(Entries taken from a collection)
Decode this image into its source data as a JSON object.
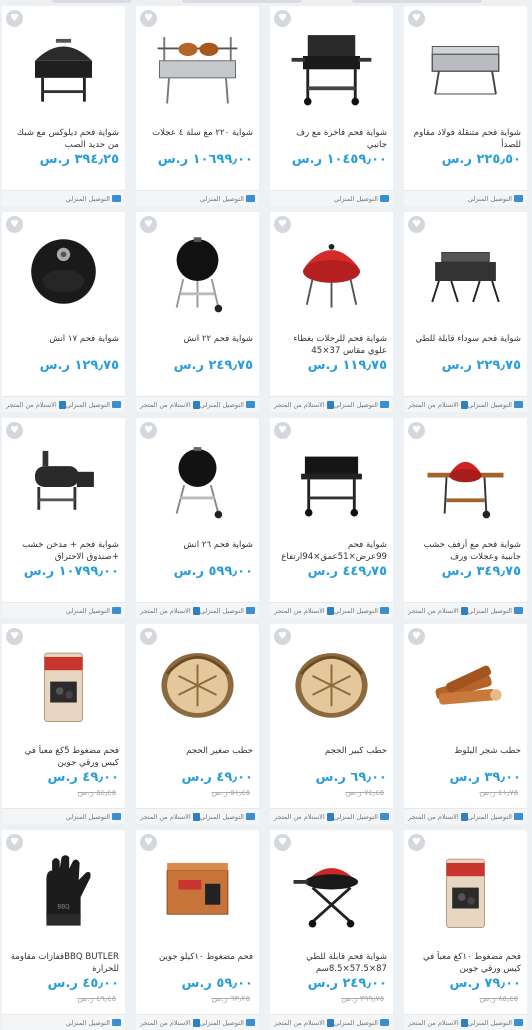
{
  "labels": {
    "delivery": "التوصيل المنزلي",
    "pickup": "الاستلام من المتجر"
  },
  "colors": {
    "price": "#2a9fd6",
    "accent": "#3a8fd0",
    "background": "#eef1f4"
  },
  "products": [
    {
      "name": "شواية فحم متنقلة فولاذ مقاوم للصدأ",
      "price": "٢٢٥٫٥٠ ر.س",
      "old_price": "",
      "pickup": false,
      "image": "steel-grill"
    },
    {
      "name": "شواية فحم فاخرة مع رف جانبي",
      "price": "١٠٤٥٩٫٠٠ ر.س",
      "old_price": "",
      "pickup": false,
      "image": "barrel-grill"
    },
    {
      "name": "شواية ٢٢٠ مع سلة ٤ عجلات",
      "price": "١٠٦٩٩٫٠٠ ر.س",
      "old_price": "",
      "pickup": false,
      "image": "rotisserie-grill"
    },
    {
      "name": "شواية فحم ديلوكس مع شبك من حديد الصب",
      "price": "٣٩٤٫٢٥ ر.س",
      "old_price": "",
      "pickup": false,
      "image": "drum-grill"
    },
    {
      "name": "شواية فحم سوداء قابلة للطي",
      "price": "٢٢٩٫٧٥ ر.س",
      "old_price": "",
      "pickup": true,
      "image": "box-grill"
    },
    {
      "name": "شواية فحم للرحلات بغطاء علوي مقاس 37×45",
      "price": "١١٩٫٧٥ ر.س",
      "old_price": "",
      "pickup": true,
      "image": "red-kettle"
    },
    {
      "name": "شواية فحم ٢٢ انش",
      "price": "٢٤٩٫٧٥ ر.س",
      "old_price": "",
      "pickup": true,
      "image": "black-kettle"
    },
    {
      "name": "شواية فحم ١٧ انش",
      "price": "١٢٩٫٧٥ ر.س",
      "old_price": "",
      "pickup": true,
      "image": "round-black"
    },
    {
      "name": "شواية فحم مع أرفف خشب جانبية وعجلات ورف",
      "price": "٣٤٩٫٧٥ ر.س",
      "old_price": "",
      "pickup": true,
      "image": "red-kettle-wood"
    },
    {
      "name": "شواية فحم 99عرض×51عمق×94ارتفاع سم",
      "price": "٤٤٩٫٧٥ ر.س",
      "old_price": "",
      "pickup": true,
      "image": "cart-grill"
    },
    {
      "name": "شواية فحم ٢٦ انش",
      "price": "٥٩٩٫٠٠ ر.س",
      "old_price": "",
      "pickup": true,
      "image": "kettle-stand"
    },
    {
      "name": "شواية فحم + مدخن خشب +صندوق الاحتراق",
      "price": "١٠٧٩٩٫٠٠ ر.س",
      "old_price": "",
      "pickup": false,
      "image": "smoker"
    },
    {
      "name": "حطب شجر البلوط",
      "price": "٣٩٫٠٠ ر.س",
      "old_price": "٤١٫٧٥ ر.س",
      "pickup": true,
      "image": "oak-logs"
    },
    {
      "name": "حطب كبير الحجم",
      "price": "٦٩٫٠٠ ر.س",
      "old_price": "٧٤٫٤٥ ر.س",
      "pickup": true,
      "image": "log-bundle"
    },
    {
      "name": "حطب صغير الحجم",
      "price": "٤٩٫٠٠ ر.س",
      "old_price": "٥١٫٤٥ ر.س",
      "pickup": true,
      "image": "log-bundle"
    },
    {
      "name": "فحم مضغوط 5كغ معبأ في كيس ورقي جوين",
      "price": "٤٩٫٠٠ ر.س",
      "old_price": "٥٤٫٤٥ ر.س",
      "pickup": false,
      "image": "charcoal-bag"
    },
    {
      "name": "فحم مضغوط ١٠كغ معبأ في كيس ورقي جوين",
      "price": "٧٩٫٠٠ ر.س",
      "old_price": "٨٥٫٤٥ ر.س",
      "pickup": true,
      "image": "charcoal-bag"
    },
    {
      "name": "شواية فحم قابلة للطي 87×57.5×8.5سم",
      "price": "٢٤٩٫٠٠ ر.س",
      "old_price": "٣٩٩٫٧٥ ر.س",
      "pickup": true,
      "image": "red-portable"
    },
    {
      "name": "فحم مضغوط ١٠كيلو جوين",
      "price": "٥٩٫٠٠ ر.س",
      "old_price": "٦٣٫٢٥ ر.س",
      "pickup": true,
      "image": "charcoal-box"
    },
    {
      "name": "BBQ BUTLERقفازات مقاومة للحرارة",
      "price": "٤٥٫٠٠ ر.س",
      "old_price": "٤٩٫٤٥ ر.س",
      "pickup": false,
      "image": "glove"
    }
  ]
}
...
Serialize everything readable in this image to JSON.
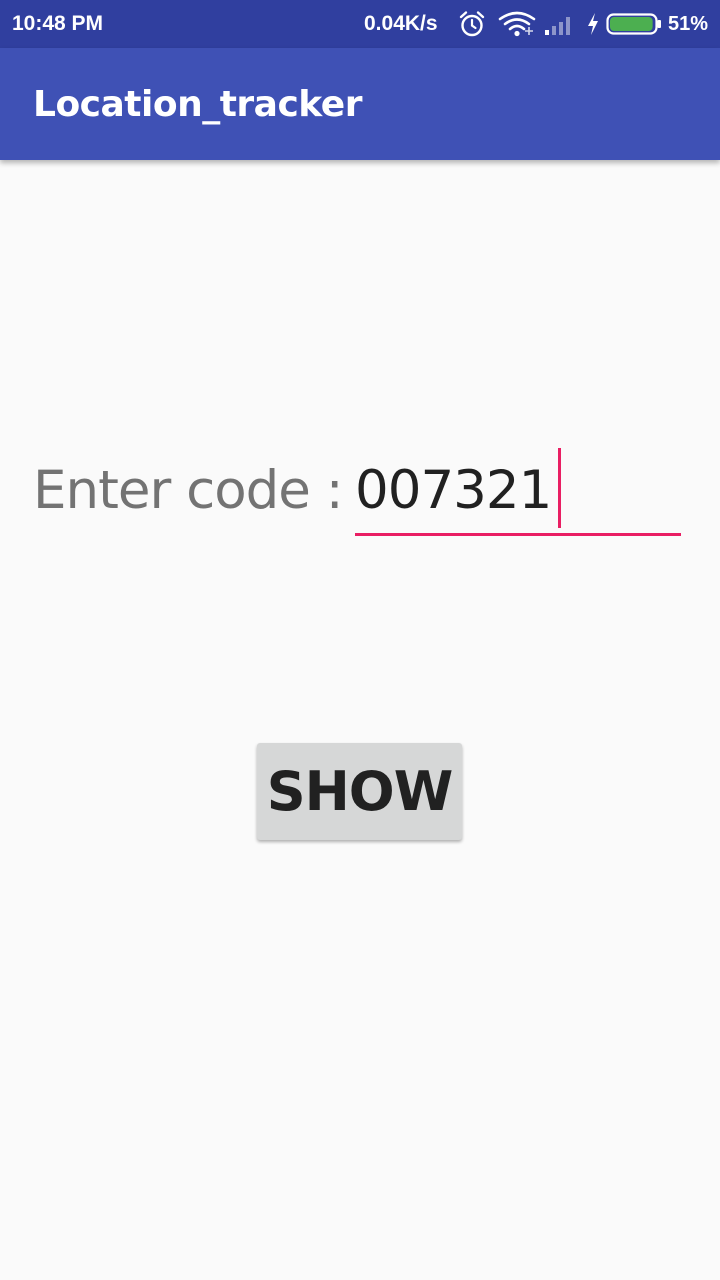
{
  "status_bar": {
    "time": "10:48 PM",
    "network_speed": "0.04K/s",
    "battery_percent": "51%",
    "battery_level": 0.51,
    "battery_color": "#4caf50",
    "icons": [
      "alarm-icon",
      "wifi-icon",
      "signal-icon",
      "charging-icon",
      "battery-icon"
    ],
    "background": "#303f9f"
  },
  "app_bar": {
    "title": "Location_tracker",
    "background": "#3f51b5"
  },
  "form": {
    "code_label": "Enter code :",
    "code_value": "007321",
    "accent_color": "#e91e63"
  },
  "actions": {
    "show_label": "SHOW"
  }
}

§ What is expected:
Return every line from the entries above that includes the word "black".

§ Response to the exercise:
      "image": "black-kettle"
      "image": "round-black"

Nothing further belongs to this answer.